▶ _Problem to solve_: Check each line of the listing for the word "title" and report how many lines contain it, giving nothing but the number.

▶ _Data_:
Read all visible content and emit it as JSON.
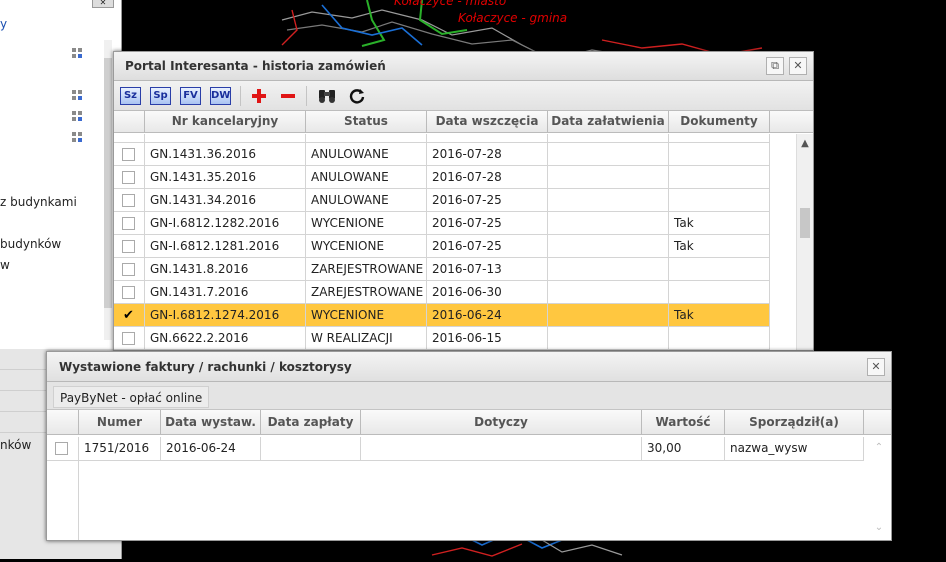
{
  "map": {
    "labels": [
      "Kołaczyce - miasto",
      "Kołaczyce - gmina"
    ],
    "label_color": "#e00000"
  },
  "left_panel": {
    "texts": [
      "z budynkami",
      "budynków",
      "w",
      "nków"
    ]
  },
  "history_window": {
    "title": "Portal Interesanta - historia zamówień",
    "toolbar": {
      "sz": "Sz",
      "sp": "Sp",
      "fv": "FV",
      "dw": "DW"
    },
    "columns": [
      "Nr kancelaryjny",
      "Status",
      "Data wszczęcia",
      "Data załatwienia",
      "Dokumenty"
    ],
    "rows": [
      {
        "nr": "GN.1431.36.2016",
        "status": "ANULOWANE",
        "data": "2016-07-28",
        "zal": "",
        "dok": "",
        "checked": ""
      },
      {
        "nr": "GN.1431.35.2016",
        "status": "ANULOWANE",
        "data": "2016-07-28",
        "zal": "",
        "dok": "",
        "checked": ""
      },
      {
        "nr": "GN.1431.34.2016",
        "status": "ANULOWANE",
        "data": "2016-07-25",
        "zal": "",
        "dok": "",
        "checked": ""
      },
      {
        "nr": "GN-I.6812.1282.2016",
        "status": "WYCENIONE",
        "data": "2016-07-25",
        "zal": "",
        "dok": "Tak",
        "checked": ""
      },
      {
        "nr": "GN-I.6812.1281.2016",
        "status": "WYCENIONE",
        "data": "2016-07-25",
        "zal": "",
        "dok": "Tak",
        "checked": ""
      },
      {
        "nr": "GN.1431.8.2016",
        "status": "ZAREJESTROWANE",
        "data": "2016-07-13",
        "zal": "",
        "dok": "",
        "checked": ""
      },
      {
        "nr": "GN.1431.7.2016",
        "status": "ZAREJESTROWANE",
        "data": "2016-06-30",
        "zal": "",
        "dok": "",
        "checked": ""
      },
      {
        "nr": "GN-I.6812.1274.2016",
        "status": "WYCENIONE",
        "data": "2016-06-24",
        "zal": "",
        "dok": "Tak",
        "checked": "✔"
      },
      {
        "nr": "GN.6622.2.2016",
        "status": "W REALIZACJI",
        "data": "2016-06-15",
        "zal": "",
        "dok": "",
        "checked": ""
      }
    ],
    "selected_color": "#ffc740"
  },
  "invoices_window": {
    "title": "Wystawione faktury / rachunki / kosztorysy",
    "paybynet_label": "PayByNet - opłać online",
    "columns": [
      "Numer",
      "Data wystaw.",
      "Data zapłaty",
      "Dotyczy",
      "Wartość",
      "Sporządził(a)"
    ],
    "rows": [
      {
        "numer": "1751/2016",
        "data_wyst": "2016-06-24",
        "data_zapl": "",
        "dotyczy": "",
        "wartosc": "30,00",
        "sporzadzil": "nazwa_wysw"
      }
    ]
  }
}
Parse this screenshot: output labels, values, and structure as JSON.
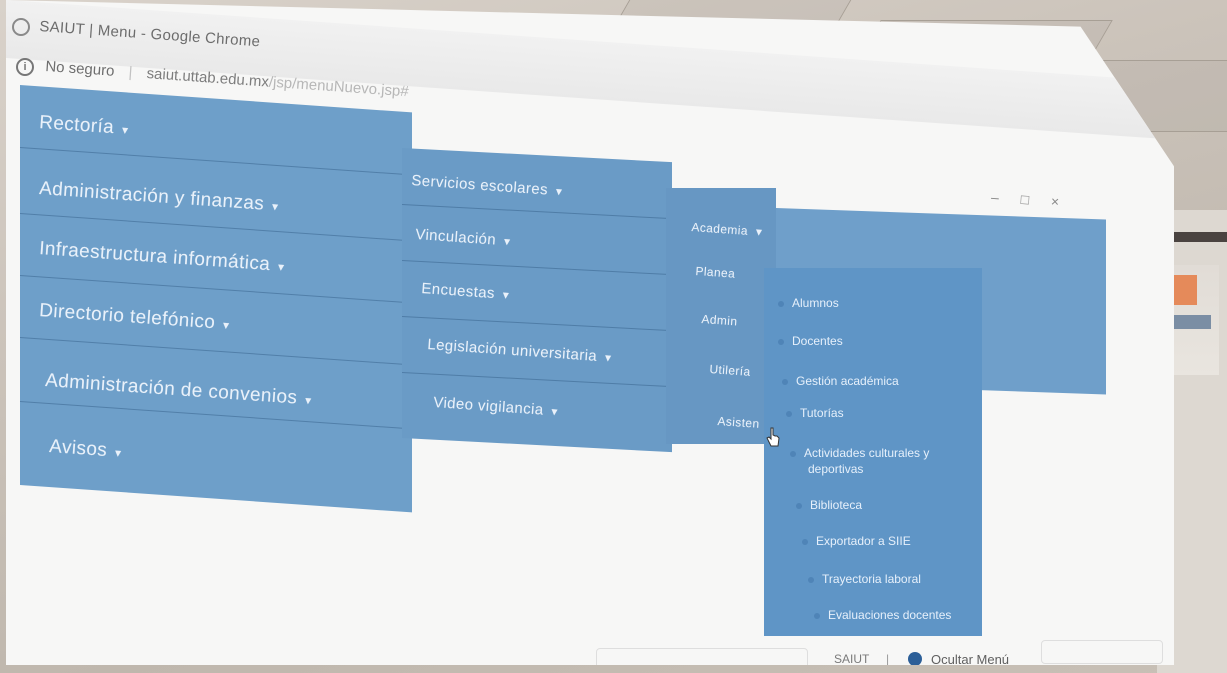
{
  "window": {
    "title": "SAIUT | Menu - Google Chrome",
    "controls": [
      "–",
      "□",
      "×"
    ]
  },
  "address_bar": {
    "insecure_label": "No seguro",
    "separator": "|",
    "host": "saiut.uttab.edu.mx",
    "path": "/jsp/menuNuevo.jsp#"
  },
  "nav_column_1": [
    {
      "label": "Rectoría",
      "caret": "▾"
    },
    {
      "label": "Administración y finanzas",
      "caret": "▾"
    },
    {
      "label": "Infraestructura informática",
      "caret": "▾"
    },
    {
      "label": "Directorio telefónico",
      "caret": "▾"
    },
    {
      "label": "Administración de convenios",
      "caret": "▾"
    },
    {
      "label": "Avisos",
      "caret": "▾"
    }
  ],
  "nav_column_2": [
    {
      "label": "Servicios escolares",
      "caret": "▾"
    },
    {
      "label": "Vinculación",
      "caret": "▾"
    },
    {
      "label": "Encuestas",
      "caret": "▾"
    },
    {
      "label": "Legislación universitaria",
      "caret": "▾"
    },
    {
      "label": "Video vigilancia",
      "caret": "▾"
    }
  ],
  "nav_column_3": [
    {
      "label": "Academia",
      "caret": "▾"
    },
    {
      "label": "Planea"
    },
    {
      "label": "Admin"
    },
    {
      "label": "Utilería"
    },
    {
      "label": "Asisten"
    }
  ],
  "academia_dropdown": [
    "Alumnos",
    "Docentes",
    "Gestión académica",
    "Tutorías",
    "Actividades culturales y",
    "deportivas",
    "Biblioteca",
    "Exportador a SIIE",
    "Trayectoria laboral",
    "Evaluaciones docentes"
  ],
  "status_bar": {
    "app": "SAIUT",
    "separator": "|",
    "hide_menu": "Ocultar Menú"
  },
  "colors": {
    "menu_blue": "#6e9fc9",
    "menu_text": "#e9f1fa"
  }
}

▶ _Exercise response_: 3